When it snows, or rains, or a cold wind blows, take 30 minutes to prepare this soup. The enticing aroma escaping from the simmering pot will start to warm you up even before you sit down to eat. It’s sure to create a community around your table.
Chickpea, Butternut Squash and Harissa Soup
- 2 tablespoons olive oil
- 1 large onion, coarsely chopped
- 2 to 3 tablespoons Harissa sauce
- 1 tablespoon tomato paste
- 1½ teaspoons coarse kosher salt
- 1 teaspoon cumin, ground or whole seed
- ¼ teaspoon ground cinnamon
- 2 15.5 oz cans reduced sodium chickpeas, with liquid
- 3½ cups (or more) water
- 1½ cups ¾-inch cubes peeled butternut squash (from 1 small squash, or 7-8 oz purchased squash cubes)
- ¼ white cabbage, cut into ¾" pieces (about 2 cups)
- Fresh cilantro leaves
- Heat the oil in a heavy large pot over medium-high heat.

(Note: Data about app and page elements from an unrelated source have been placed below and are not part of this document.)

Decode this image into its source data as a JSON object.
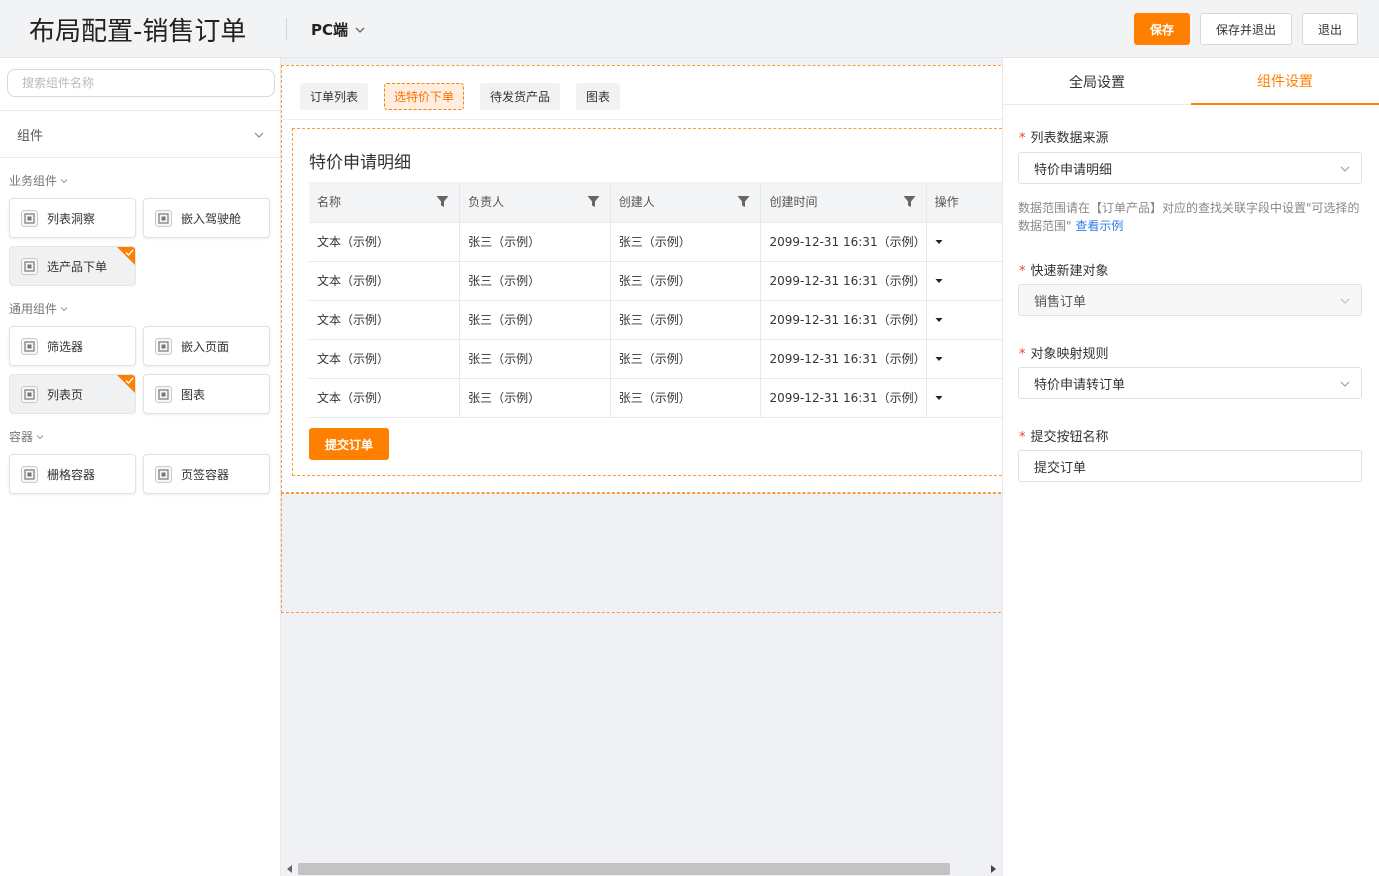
{
  "header": {
    "title": "布局配置-销售订单",
    "device": "PC端",
    "save_label": "保存",
    "save_exit_label": "保存并退出",
    "exit_label": "退出"
  },
  "left_panel": {
    "search_placeholder": "搜索组件名称",
    "component_type": "组件",
    "groups": [
      {
        "label": "业务组件",
        "items": [
          "列表洞察",
          "嵌入驾驶舱",
          "选产品下单"
        ]
      },
      {
        "label": "通用组件",
        "items": [
          "筛选器",
          "嵌入页面",
          "列表页",
          "图表"
        ]
      },
      {
        "label": "容器",
        "items": [
          "栅格容器",
          "页签容器"
        ]
      }
    ]
  },
  "canvas": {
    "tabs": [
      "订单列表",
      "选特价下单",
      "待发货产品",
      "图表"
    ],
    "active_tab": "选特价下单",
    "table_title": "特价申请明细",
    "columns": [
      "名称",
      "负责人",
      "创建人",
      "创建时间",
      "操作"
    ],
    "rows": [
      [
        "文本（示例）",
        "张三（示例）",
        "张三（示例）",
        "2099-12-31 16:31（示例）"
      ],
      [
        "文本（示例）",
        "张三（示例）",
        "张三（示例）",
        "2099-12-31 16:31（示例）"
      ],
      [
        "文本（示例）",
        "张三（示例）",
        "张三（示例）",
        "2099-12-31 16:31（示例）"
      ],
      [
        "文本（示例）",
        "张三（示例）",
        "张三（示例）",
        "2099-12-31 16:31（示例）"
      ],
      [
        "文本（示例）",
        "张三（示例）",
        "张三（示例）",
        "2099-12-31 16:31（示例）"
      ]
    ],
    "submit_label": "提交订单"
  },
  "right_panel": {
    "tabs": [
      "全局设置",
      "组件设置"
    ],
    "active_tab": "组件设置",
    "fields": {
      "data_source": {
        "label": "列表数据来源",
        "value": "特价申请明细"
      },
      "hint_text": "数据范围请在【订单产品】对应的查找关联字段中设置\"可选择的数据范围\"",
      "hint_link": "查看示例",
      "quick_create": {
        "label": "快速新建对象",
        "value": "销售订单"
      },
      "mapping_rule": {
        "label": "对象映射规则",
        "value": "特价申请转订单"
      },
      "button_name": {
        "label": "提交按钮名称",
        "value": "提交订单"
      }
    }
  },
  "colors": {
    "accent": "#ff8000",
    "link": "#2f7ce9",
    "required": "#f04134"
  }
}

Add the onion, 2-3 tablespoons harissa, (less if the harissa is very spicy, more if it's mild, less if you don't enjoy a spicy soup, more if you do; it's best to start with a smaller quantity and then add more to taste later, I started with 2 tablespoons of Mina Harissa, but added another 1 tablespoon before serving), tomato paste and 1½ teaspoons salt. Cook until the onion is translucent, stirring frequently, for about 5 minutes. Add the cumin and cinnamon and stir until they release their enticing aroma, about 30 seconds.
- Add the chickpeas with their liquid (the liquid in canned beans is very nutritious and helps thicken the soup, it's quite salty in regular beans, so a good reason to choose low-sodium chickpeas), and 3½ cups water (to get every bit of goodness from the canned beans, I add the water to the bean cans and swirl, this also rinses out the cans before tossing them). Bring the soup to a boil. Stir in the squash and return the mixture to a boil. Reduce the heat and simmer the soup uncovered until the squash is almost cooked, for about 12 minutes.
- Add the cabbage to the soup and simmer until both the cabbage and squash are soft but still hold their shapes about 3 minutes longer, adding more water if the soup needs more liquid.
- Taste the soup and add more salt and/or harissa if desired. Ladle into bowls, sprinkle with cilantro and enjoy. (This soup can be made 2 days ahead and refrigerated. Bring to a simmer before serving, thinning with more water if desired. It is even better on the second and third days.)